You can’t “buy” Tiger on CD. It only ships in DVD format. I bought my G4 several years ago, and looking back, realize I “should” have had the DVD drive installed. But before pre-ordering Tiger, I’d read through the “System Requirements” listed on their website, and never once did it say a DVD drive would be required for the software’s installation. (They have since added that.)

Okay. So Apple “does” provide a solution to the DVD problem. AFTER one receives the DVD, they can download a document from Apple’s website through their (aptly titled) Mac OSX 10.4 Tiger Media Exchange Program. I did. Then, you print out the form, fill in your info, and mail it in, along with an additional 10 bucks ($9.95 plus applicable sales tax), the original Mac OS X v10.4 Tiger install DVD, and one original software proof-of-purchase coupon (found in the Tiger software box). Once they receive that, they say Apple will mail you a Tiger CD kit.

According to the Tiger Media Exchange document, it says: “Upon receipt of your order, products from inventory in stock will be shipped within 24 hours via U.S. mail.”

Great! (I thought.) You mail everything to South Bend, Indiana – only two states away from Iowa. And I’m getting mine into the mail right away, so I’ll have Tiger in my Mac’s tank within a few days. (I thought.)

I waited a week. Nothing. Two weeks. Nothing. Finally I called Apple’s toll free number (888-840-8433) listed on the Media Exchange document. After listening to the menu and pressing the appropriate keys, a message directed me to a specific website where I could check the status of my order. (Inquiry Site)

Here, they ask you for your name, zip code, and other pertinent info. Then you hit “Check Status.” What? It’s not working? You’re getting the message “Safari Can’t Open the Page”? Let me save you some trouble.

Okay. So Safari couldn’t open the page. I went to Firefox.
Firefox couldn’t open the page. I went to Mozilla.
Mozilla couldn’t open the page. I went to Internet Explorer.
Internet Explorer couldn’t open the page. I went to Netscape.
Netscape couldn’t open the page.

I ran out of browsers.

Only after “repeated” efforts (and I do mean Repeated — to the tune of about 100 tries during different time periods) did Safari finally open the page the other day. Luckily, I discovered that Apple had, in fact, received my order. But there were the dreaded words under order status: Backordered.
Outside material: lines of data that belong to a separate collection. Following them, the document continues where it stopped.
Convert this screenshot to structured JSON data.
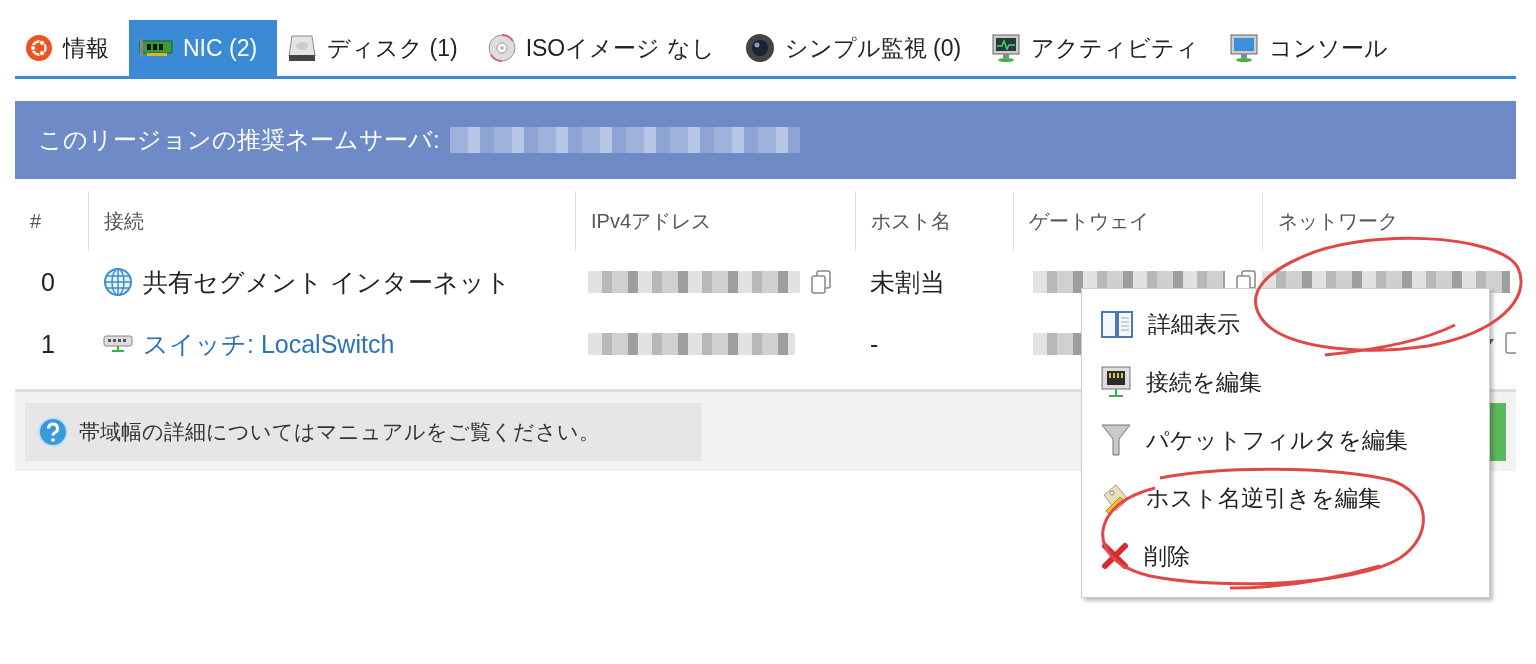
{
  "tabs": [
    {
      "label": "情報",
      "kind": "info",
      "selected": false
    },
    {
      "label": "NIC (2)",
      "kind": "nic",
      "selected": true
    },
    {
      "label": "ディスク (1)",
      "kind": "disk",
      "selected": false
    },
    {
      "label": "ISOイメージ なし",
      "kind": "iso",
      "selected": false
    },
    {
      "label": "シンプル監視 (0)",
      "kind": "monitor",
      "selected": false
    },
    {
      "label": "アクティビティ",
      "kind": "activity",
      "selected": false
    },
    {
      "label": "コンソール",
      "kind": "console",
      "selected": false
    }
  ],
  "banner": {
    "label": "このリージョンの推奨ネームサーバ:"
  },
  "table": {
    "columns": [
      "#",
      "接続",
      "IPv4アドレス",
      "ホスト名",
      "ゲートウェイ",
      "ネットワーク"
    ],
    "rows": [
      {
        "index": "0",
        "kind": "internet",
        "connection": "共有セグメント インターネット",
        "hostname": "未割当"
      },
      {
        "index": "1",
        "kind": "switch",
        "connection": "スイッチ: LocalSwitch",
        "hostname": "-"
      }
    ]
  },
  "note": "帯域幅の詳細についてはマニュアルをご覧ください。",
  "context_menu": {
    "items": [
      {
        "label": "詳細表示",
        "kind": "details"
      },
      {
        "label": "接続を編集",
        "kind": "connection"
      },
      {
        "label": "パケットフィルタを編集",
        "kind": "filter"
      },
      {
        "label": "ホスト名逆引きを編集",
        "kind": "reverse"
      },
      {
        "label": "削除",
        "kind": "delete"
      }
    ]
  }
}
So here it is, three weeks to the day since first receiving the Tiger DVD, and nearly three weeks since paying even more and ordering the CD kit. I’ve gone back to the site several times to check my status again, but haven’t been able to load the page since. I guess I’m probably one of the lucky ones, to have gotten it to load even that one time. I suspect it’s busy all the time with people like me, wondering why Apple just didn’t offer a product up front available for purchase in either DVD or CD format, and save their loyal customers the hassle they currently are putting them through.

The irony in all this is that Apple makes such a good product (like my G4) that – other than the software upgrades – I’ve never had a reason to upgrade my hardware. I’ve never missed the DVD drive.

Until now.

But I don’t have a product I’ve long since shelled out my money for, and twice at that. For a company who’s always had exemplary service, this apple fell far from the tree.